-- Work instruction --
Whenever the string "Roto" turns up in a line below, that line should be copied.

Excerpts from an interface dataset
________________________

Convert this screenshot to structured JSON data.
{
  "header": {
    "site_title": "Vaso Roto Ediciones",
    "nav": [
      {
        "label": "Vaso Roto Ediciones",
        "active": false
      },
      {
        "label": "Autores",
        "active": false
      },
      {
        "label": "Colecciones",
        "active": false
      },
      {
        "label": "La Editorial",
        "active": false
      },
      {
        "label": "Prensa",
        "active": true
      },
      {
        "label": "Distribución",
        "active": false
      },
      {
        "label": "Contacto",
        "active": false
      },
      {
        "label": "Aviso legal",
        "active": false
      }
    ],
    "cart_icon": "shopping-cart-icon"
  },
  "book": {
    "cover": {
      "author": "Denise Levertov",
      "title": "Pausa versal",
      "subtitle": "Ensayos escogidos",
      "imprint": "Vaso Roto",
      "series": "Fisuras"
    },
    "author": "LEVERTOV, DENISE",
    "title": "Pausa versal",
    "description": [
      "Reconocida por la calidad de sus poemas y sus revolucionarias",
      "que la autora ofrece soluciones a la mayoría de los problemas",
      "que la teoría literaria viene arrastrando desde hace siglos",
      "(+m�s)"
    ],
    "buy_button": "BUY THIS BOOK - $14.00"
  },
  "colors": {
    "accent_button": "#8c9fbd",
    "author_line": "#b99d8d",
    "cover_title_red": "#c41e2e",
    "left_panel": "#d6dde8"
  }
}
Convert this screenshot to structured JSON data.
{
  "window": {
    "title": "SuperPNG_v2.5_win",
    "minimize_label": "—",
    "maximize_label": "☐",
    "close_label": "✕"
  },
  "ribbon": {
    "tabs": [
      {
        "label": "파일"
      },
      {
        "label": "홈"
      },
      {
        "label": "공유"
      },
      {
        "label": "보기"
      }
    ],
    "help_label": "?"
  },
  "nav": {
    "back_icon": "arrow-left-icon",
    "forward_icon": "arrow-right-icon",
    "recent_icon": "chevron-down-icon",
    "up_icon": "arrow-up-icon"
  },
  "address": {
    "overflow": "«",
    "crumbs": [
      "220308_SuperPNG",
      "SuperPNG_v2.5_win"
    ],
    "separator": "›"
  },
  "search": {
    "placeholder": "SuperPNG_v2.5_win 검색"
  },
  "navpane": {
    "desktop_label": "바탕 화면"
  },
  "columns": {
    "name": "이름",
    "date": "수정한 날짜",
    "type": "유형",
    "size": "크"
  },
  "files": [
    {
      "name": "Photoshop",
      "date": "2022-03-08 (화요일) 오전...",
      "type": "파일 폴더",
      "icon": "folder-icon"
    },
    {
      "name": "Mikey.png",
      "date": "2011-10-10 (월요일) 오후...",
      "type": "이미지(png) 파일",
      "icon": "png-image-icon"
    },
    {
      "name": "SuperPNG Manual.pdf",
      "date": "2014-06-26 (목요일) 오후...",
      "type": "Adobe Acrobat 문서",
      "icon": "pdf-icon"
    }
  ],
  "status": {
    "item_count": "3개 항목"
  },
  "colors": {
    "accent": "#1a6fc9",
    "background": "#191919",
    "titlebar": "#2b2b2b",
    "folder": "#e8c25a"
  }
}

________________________

-- Reply to the exercise --
    "site_title": "Vaso Roto Ediciones",
        "label": "Vaso Roto Ediciones",
      "imprint": "Vaso Roto",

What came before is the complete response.